What is needed: Filter the records for "Public" and keep each line that has it.

Data provided:
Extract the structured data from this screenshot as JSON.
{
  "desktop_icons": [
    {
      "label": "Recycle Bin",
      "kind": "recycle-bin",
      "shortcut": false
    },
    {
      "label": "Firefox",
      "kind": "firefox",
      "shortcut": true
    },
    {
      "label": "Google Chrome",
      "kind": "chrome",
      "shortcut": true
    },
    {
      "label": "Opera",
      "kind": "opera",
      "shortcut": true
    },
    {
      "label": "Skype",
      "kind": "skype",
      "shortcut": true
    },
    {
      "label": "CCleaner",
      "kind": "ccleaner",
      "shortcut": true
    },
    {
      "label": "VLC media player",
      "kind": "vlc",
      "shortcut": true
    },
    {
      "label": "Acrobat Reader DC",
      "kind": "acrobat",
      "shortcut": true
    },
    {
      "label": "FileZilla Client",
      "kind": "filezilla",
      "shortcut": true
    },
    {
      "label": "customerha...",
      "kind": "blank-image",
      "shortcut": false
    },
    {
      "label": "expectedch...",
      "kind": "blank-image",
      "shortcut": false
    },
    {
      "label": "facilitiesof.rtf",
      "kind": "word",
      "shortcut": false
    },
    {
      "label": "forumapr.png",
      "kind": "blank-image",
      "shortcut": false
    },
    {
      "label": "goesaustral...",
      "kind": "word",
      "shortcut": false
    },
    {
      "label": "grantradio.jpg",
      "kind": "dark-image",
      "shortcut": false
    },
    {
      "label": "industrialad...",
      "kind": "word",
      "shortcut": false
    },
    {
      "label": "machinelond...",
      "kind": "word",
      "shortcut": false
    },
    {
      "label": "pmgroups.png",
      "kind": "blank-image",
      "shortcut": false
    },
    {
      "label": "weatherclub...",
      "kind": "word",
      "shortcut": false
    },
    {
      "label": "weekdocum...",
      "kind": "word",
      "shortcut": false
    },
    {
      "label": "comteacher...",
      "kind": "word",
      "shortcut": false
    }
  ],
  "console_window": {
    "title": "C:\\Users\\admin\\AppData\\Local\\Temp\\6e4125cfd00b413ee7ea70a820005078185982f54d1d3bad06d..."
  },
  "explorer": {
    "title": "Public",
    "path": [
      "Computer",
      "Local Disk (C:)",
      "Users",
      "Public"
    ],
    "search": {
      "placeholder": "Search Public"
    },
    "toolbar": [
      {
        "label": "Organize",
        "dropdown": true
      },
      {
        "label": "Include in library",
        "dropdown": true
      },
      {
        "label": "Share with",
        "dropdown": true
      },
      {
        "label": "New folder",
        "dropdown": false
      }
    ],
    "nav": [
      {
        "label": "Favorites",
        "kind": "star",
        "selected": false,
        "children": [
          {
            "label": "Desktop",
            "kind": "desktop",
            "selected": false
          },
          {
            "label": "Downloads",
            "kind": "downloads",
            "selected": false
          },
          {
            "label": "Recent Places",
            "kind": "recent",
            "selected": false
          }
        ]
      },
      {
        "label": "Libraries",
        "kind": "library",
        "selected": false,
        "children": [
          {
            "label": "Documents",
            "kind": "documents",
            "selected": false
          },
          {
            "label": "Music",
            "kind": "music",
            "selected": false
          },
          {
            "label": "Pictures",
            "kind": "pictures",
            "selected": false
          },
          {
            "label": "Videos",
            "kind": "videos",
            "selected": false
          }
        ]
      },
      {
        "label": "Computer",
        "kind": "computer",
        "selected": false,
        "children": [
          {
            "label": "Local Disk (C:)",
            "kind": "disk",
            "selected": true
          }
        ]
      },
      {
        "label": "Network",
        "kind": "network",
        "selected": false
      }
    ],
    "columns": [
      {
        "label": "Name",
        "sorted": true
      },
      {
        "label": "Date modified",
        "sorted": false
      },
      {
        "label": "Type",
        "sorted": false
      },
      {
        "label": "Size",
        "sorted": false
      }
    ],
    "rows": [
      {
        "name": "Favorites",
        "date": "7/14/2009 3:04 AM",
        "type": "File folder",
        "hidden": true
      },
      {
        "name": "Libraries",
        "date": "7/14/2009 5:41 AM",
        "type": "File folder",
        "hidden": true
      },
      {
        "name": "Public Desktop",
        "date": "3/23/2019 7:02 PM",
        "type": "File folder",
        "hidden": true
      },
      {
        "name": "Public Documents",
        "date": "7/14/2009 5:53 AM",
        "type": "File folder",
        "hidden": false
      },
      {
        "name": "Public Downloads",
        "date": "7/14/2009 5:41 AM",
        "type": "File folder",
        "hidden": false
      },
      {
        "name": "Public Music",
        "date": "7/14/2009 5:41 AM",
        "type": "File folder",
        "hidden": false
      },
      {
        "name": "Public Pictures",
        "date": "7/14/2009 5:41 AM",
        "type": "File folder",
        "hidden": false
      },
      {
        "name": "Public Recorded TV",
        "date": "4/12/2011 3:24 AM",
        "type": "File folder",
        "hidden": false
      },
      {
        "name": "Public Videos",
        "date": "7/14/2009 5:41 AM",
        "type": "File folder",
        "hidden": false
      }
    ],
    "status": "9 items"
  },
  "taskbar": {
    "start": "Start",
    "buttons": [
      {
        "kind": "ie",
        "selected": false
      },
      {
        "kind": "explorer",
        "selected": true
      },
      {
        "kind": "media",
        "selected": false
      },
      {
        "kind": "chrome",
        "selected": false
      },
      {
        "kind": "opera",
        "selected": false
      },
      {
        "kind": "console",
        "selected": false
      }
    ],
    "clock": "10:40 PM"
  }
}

Solved exercise:
    "title": "Public",
      "Public"
      "placeholder": "Search Public"
        "name": "Public Desktop",
        "name": "Public Documents",
        "name": "Public Downloads",
        "name": "Public Music",
        "name": "Public Pictures",
        "name": "Public Recorded TV",
        "name": "Public Videos",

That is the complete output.